Start of Block
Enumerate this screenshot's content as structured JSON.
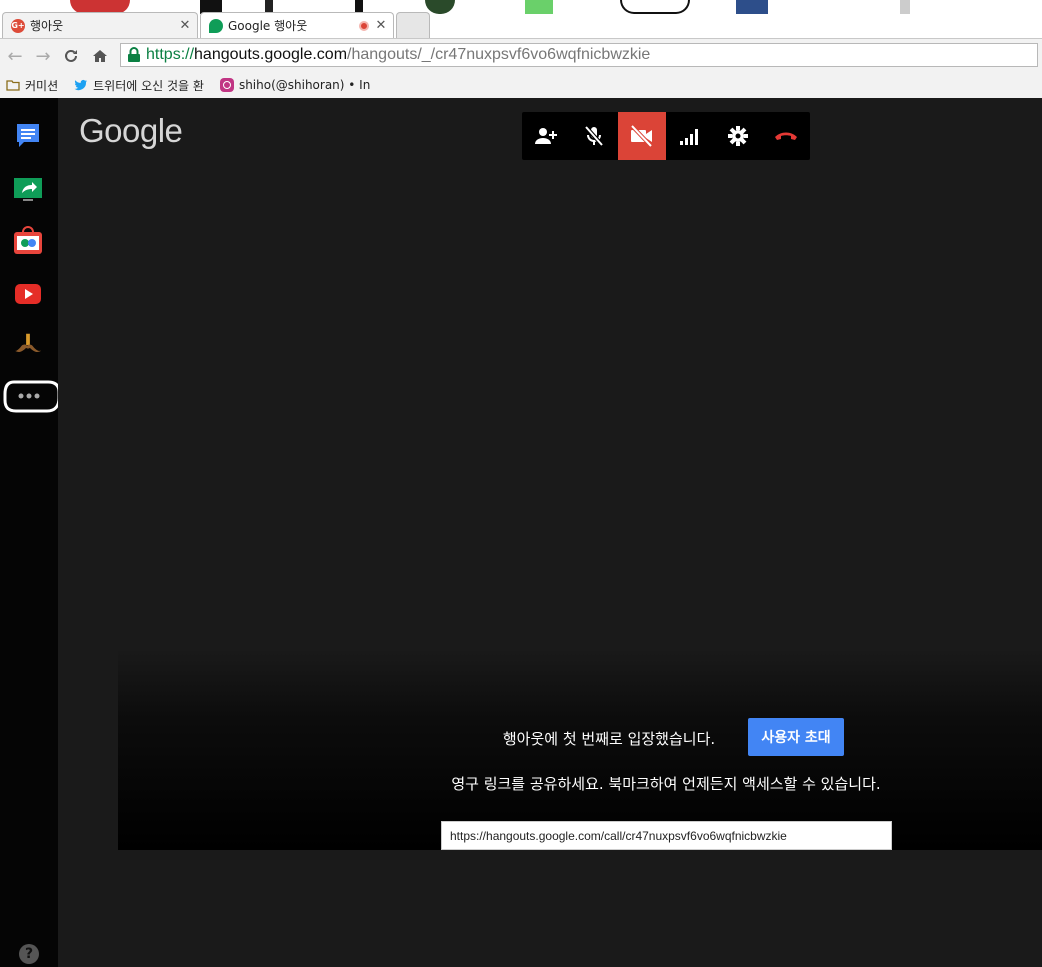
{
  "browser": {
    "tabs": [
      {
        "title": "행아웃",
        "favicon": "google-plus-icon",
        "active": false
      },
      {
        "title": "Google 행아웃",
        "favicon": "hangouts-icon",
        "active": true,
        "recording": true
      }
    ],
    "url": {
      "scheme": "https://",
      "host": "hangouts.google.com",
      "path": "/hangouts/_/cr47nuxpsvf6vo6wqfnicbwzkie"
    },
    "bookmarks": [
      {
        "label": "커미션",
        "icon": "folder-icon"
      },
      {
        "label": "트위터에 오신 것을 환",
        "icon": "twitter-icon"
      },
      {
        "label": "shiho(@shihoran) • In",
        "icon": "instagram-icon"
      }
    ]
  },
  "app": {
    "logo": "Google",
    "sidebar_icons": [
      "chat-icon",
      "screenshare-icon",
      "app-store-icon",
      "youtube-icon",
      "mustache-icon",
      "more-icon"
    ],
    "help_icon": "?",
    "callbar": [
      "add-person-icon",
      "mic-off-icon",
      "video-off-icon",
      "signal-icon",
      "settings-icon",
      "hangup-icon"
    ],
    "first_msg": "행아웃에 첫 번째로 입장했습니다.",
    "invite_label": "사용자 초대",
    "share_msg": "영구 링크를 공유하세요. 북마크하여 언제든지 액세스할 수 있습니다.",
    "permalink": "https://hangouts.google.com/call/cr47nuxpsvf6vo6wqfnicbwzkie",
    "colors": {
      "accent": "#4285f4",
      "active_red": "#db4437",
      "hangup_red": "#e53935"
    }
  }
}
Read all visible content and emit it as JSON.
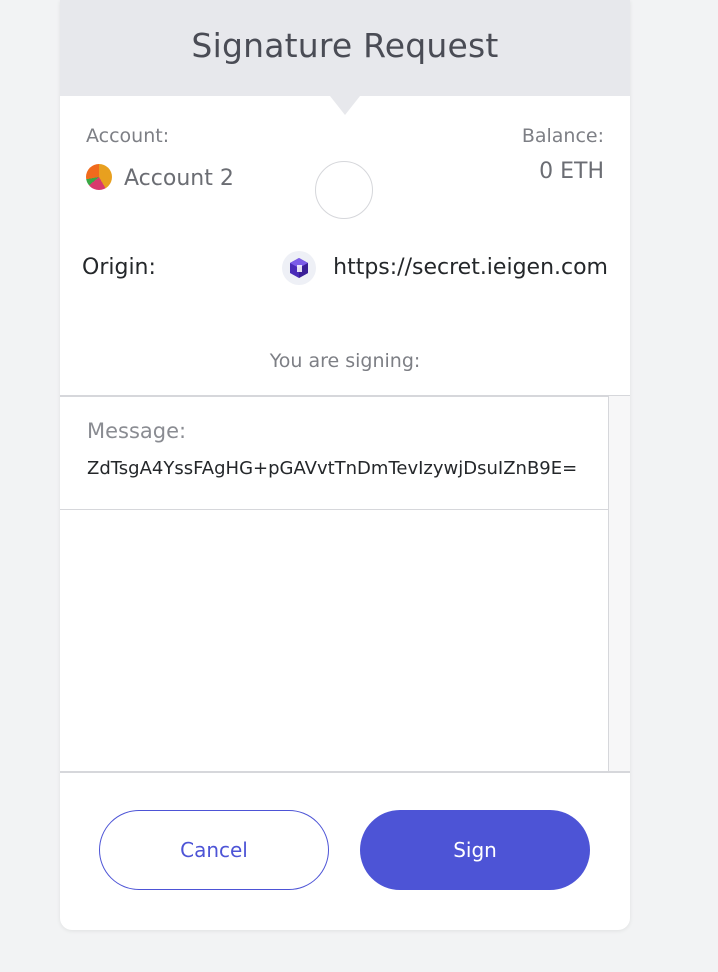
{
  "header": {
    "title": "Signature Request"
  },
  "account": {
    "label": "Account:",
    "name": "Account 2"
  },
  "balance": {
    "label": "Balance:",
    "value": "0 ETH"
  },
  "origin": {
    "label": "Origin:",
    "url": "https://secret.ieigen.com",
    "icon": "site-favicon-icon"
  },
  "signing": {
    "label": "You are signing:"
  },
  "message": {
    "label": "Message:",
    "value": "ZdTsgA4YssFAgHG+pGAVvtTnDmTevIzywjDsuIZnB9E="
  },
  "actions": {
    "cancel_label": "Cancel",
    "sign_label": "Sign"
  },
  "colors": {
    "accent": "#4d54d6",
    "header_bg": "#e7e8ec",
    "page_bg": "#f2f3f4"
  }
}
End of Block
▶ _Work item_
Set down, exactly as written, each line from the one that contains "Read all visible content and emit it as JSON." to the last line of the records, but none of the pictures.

▶ _Task answer_
Read all visible content and emit it as JSON.
{
  "header": {
    "title": "Signature Request"
  },
  "account": {
    "label": "Account:",
    "name": "Account 2"
  },
  "balance": {
    "label": "Balance:",
    "value": "0 ETH"
  },
  "origin": {
    "label": "Origin:",
    "url": "https://secret.ieigen.com",
    "icon": "site-favicon-icon"
  },
  "signing": {
    "label": "You are signing:"
  },
  "message": {
    "label": "Message:",
    "value": "ZdTsgA4YssFAgHG+pGAVvtTnDmTevIzywjDsuIZnB9E="
  },
  "actions": {
    "cancel_label": "Cancel",
    "sign_label": "Sign"
  },
  "colors": {
    "accent": "#4d54d6",
    "header_bg": "#e7e8ec",
    "page_bg": "#f2f3f4"
  }
}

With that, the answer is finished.